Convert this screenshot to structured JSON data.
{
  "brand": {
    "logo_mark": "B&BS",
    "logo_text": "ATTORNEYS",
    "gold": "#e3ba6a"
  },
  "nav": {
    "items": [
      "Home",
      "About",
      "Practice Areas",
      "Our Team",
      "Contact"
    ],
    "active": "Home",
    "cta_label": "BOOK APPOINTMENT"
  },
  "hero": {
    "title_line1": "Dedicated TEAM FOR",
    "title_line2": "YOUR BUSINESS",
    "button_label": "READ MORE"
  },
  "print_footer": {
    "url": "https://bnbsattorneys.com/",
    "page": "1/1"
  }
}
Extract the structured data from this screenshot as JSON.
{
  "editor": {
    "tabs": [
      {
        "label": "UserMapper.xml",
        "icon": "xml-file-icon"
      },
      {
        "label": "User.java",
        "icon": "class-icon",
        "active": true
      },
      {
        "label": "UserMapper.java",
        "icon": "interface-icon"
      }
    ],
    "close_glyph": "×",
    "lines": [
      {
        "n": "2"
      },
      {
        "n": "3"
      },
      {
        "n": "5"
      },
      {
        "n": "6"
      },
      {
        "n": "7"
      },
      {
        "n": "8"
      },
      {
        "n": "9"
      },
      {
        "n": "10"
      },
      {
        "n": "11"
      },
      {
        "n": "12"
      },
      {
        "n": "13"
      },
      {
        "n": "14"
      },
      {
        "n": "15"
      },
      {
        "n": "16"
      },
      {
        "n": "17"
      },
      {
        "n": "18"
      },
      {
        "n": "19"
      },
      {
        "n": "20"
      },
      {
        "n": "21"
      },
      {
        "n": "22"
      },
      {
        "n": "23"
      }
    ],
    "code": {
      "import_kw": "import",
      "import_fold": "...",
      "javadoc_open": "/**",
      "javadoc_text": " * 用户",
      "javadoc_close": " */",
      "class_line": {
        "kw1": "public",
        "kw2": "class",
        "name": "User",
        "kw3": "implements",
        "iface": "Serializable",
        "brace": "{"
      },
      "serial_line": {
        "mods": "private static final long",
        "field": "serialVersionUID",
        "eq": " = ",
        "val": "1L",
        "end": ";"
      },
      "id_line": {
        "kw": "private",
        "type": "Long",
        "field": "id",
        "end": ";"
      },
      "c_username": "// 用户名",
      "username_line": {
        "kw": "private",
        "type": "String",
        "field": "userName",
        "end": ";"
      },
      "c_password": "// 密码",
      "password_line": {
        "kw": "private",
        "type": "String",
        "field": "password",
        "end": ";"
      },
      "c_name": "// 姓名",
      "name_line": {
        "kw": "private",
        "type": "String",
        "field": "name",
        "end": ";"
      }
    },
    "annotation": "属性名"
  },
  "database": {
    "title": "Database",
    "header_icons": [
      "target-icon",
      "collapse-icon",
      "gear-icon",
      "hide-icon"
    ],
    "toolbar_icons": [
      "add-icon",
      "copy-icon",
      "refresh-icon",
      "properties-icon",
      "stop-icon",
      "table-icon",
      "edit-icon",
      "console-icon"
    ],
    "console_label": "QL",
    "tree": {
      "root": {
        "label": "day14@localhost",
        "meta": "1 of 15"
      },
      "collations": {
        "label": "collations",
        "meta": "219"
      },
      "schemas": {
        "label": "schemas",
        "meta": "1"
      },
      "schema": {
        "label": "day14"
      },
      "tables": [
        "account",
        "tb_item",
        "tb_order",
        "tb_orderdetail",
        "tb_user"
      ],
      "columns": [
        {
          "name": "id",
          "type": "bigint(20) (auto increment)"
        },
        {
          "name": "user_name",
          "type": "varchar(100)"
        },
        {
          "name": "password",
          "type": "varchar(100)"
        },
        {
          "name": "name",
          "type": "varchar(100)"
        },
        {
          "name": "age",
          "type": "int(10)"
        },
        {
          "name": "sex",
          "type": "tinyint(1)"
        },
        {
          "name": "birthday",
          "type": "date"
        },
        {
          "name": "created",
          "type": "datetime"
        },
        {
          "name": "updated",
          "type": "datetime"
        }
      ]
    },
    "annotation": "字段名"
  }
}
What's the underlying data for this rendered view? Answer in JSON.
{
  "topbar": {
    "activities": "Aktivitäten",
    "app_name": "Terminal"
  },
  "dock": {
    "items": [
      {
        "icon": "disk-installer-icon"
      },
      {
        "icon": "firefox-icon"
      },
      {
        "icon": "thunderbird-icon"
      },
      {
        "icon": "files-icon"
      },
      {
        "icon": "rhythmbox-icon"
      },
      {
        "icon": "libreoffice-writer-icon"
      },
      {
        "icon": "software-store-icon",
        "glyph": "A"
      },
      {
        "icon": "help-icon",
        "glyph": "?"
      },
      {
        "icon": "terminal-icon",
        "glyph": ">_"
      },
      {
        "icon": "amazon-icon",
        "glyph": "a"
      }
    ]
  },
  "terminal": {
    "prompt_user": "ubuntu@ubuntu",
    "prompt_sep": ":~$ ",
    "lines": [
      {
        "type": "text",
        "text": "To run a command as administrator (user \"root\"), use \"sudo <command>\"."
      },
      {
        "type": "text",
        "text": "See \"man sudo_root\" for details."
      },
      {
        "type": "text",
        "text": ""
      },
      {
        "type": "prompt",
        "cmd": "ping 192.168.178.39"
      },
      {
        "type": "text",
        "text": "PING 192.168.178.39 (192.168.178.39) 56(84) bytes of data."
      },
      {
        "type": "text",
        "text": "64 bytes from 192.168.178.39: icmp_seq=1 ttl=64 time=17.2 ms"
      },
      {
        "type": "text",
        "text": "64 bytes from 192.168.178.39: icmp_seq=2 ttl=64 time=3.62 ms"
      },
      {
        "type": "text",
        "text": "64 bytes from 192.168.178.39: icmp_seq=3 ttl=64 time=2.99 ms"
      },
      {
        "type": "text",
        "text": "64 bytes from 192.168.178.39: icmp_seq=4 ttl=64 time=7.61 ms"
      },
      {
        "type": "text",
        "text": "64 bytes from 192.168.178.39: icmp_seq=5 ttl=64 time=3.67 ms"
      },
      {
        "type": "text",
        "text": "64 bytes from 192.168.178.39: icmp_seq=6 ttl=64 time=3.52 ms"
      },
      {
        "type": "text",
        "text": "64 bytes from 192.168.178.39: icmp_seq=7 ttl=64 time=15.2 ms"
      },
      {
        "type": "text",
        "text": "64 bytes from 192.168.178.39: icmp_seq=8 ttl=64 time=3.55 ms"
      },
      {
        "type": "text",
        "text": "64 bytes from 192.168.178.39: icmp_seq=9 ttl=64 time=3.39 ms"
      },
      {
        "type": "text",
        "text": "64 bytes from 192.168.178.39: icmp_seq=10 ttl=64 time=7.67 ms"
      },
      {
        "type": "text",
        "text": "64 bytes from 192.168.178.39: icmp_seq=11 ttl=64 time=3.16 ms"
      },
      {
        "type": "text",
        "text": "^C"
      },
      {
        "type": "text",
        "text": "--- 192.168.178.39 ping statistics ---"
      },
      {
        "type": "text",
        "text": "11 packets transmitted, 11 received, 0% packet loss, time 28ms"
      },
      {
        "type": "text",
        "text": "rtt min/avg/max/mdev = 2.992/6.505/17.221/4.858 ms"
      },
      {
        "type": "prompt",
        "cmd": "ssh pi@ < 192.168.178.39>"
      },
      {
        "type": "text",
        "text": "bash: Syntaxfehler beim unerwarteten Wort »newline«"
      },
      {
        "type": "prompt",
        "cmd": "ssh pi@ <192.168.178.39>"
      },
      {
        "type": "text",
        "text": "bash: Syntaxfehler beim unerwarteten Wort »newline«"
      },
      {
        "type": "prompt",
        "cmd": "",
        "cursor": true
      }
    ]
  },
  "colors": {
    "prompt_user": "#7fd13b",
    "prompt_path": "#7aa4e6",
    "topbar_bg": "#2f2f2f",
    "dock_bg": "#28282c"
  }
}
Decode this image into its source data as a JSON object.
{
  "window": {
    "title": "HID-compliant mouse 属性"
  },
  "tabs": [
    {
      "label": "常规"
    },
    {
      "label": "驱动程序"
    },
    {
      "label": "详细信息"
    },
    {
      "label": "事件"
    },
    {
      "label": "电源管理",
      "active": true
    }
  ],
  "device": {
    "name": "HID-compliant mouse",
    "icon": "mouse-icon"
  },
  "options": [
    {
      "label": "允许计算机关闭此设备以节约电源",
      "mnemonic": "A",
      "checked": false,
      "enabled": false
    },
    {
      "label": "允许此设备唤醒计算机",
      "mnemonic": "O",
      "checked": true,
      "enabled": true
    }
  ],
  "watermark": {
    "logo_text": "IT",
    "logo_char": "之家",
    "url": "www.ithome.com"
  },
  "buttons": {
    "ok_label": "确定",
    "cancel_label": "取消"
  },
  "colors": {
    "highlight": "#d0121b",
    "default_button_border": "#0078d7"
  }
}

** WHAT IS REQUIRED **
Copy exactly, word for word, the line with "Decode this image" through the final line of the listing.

** RESPONSE **
Decode this image into its source data as a JSON object.
{
  "window": {
    "title": "HID-compliant mouse 属性"
  },
  "tabs": [
    {
      "label": "常规"
    },
    {
      "label": "驱动程序"
    },
    {
      "label": "详细信息"
    },
    {
      "label": "事件"
    },
    {
      "label": "电源管理",
      "active": true
    }
  ],
  "device": {
    "name": "HID-compliant mouse",
    "icon": "mouse-icon"
  },
  "options": [
    {
      "label": "允许计算机关闭此设备以节约电源",
      "mnemonic": "A",
      "checked": false,
      "enabled": false
    },
    {
      "label": "允许此设备唤醒计算机",
      "mnemonic": "O",
      "checked": true,
      "enabled": true
    }
  ],
  "watermark": {
    "logo_text": "IT",
    "logo_char": "之家",
    "url": "www.ithome.com"
  },
  "buttons": {
    "ok_label": "确定",
    "cancel_label": "取消"
  },
  "colors": {
    "highlight": "#d0121b",
    "default_button_border": "#0078d7"
  }
}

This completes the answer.